Subpages: 1. JLayeredPane
2. Using JLayeredPane to enhance interfaces
3. Creating a custom MDI: part I - Dragging panels
4. Creating a custom MDI: part II - Resizability
5. Creating a custom MDI: part III - Enhancements
6. Creating a custom MDI: part IV - Selection and management
7. Creating a custom MDI: part V - JavaBeans compliance
15.7 Creating a custom MDI: part V - JavaBeans compliance
The functionality of our InnerFrame is pretty much complete at this point. However, there is still much to be desired if we plan to use InnerFrame in the field. JavaBeans compliance is one feature that not only is popular, but has come to be expected of each and every Java GUI component. In this section we will enhance InnerFrame by implementing the Externalizable interface, providing us with full control over its serialization. Although JComponent provides a default serialization mechanism for all Swing components, this is far from reliable at the time of this writing. Implementing our own serialization mechanism is not only reliable and safe for both long and short-term persistency, but it is also efficient. The default serialization mechanism tends to store much more information than we actually need.

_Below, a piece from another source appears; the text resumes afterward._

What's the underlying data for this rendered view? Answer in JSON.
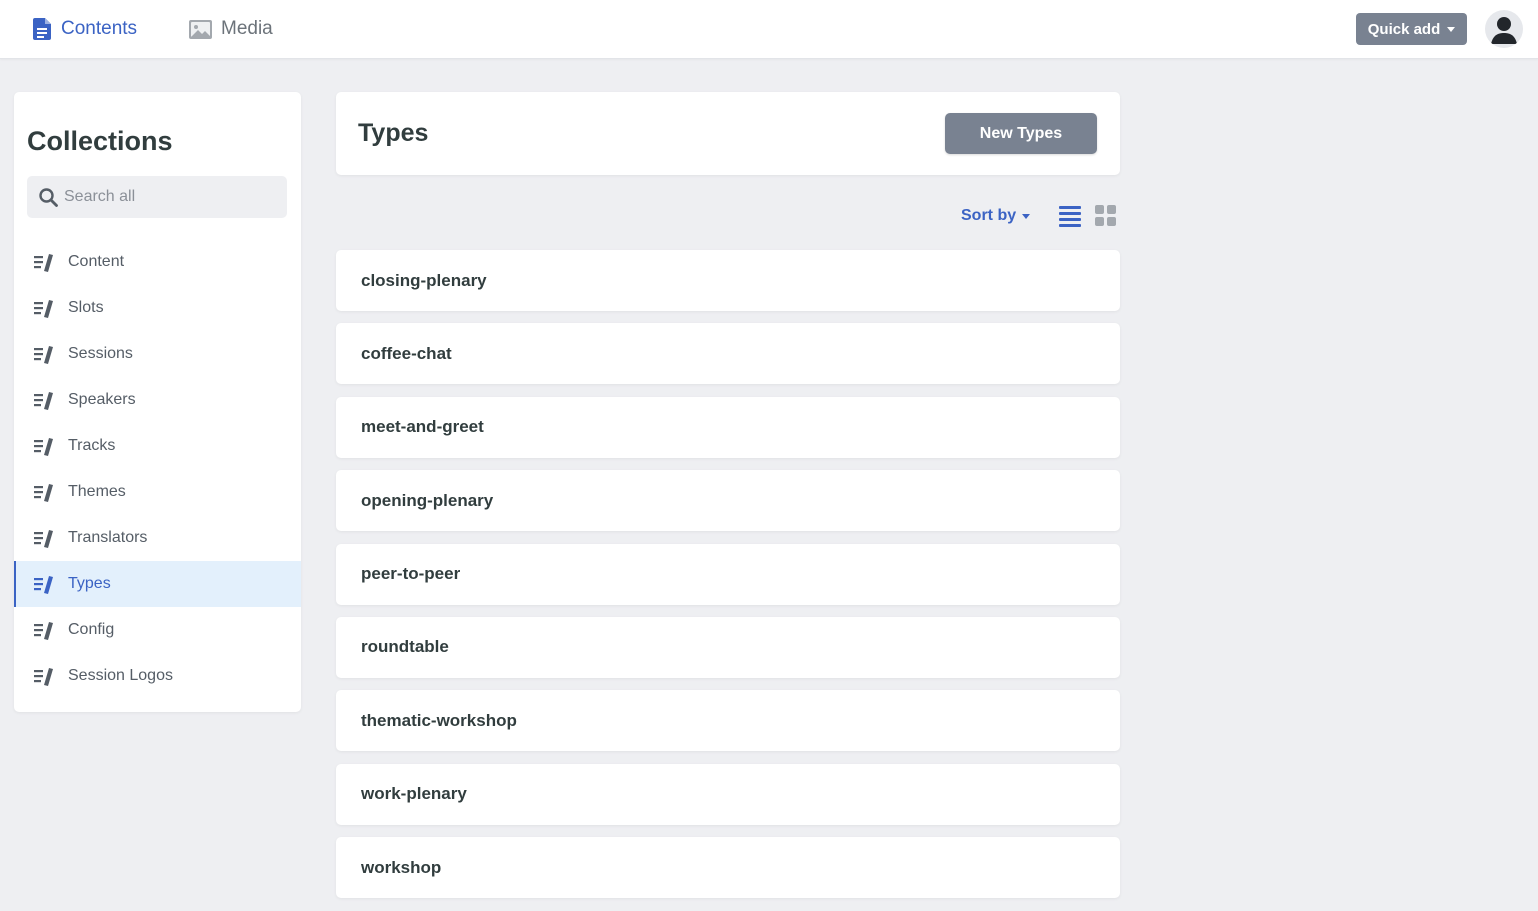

Figure 15.10. Custom MDI: part V
The Code: InnerFrame.java
public class InnerFrame
extends JPanel implements RootPaneContainer, Externalizable
// Unchanged code
/////////////// Serialization /////////////////
public void writeExternal(ObjectOutput out)
public void readExternal(ObjectInput in)
throws IOException, ClassNotFoundException
Rectangle r = (Rectangle)in.readObject();
r.x = getX();
r.y = getY();
Understanding The Code:
The added support for InnerFrame serialization here is quite simple. The readExternal() method will be invoked when readObject() is called on a given ObjectInput stream pointing to a previouly serialized InnerFrame. The writeExternal() method will be invoked when writeObject() is passed an InnerFrame and called on a given ObjectOutput stream. Refer back to chapter 4, section 4.7 to see how this is implemented in our BeanContainer JavaBeans environment.
Running The Code
Figure 5.10 shows an instance of InnerFrame, instantiated from a serialized InnerFrame saved to disk, and loaded into our JavaBeans property editing environment. We started the construction of this environment in chapter 4 and it will be completed (as shown) in chapter 18. The point to make here is that InnerFrame is now a JavaBean. There are certainly many ways to make InnerFrame a better bean. Specifically, many of the class variables would allow greater flexibility as properties, such as the default title bar height, border thickness, frame icon padding, button icons, etc. (Some of these might actually be better off within UI delegate code. Colors and button icons should change with look-and-feel, not be part of the component itself.) We could also add support for communication (which is completely lacking in InnerFrame now). For instance, we could make m_maximized into a bound or constrained property by sending out PropertyChangeEvents or VetoableChangeEvents respectively (refer back to chapter 2 for a discussion of JavaBeans and properties.). In this way we could notify interested listeners that a miximization is about to occur (in the case that m_maximize is constrained), and give them an opportunity to veto it.
Another major feature lacking in InnerFrame is look-and-feel support. The title bar and borders look like standard army-issued components at best. They should respond to look-and-feel changes just like any other Swing component. In chapter 21 we will implement support for all the major look-and-feels (Metal, Motif, Windows) for InnerFrame, plus our own custom look-and-feel (Malachite).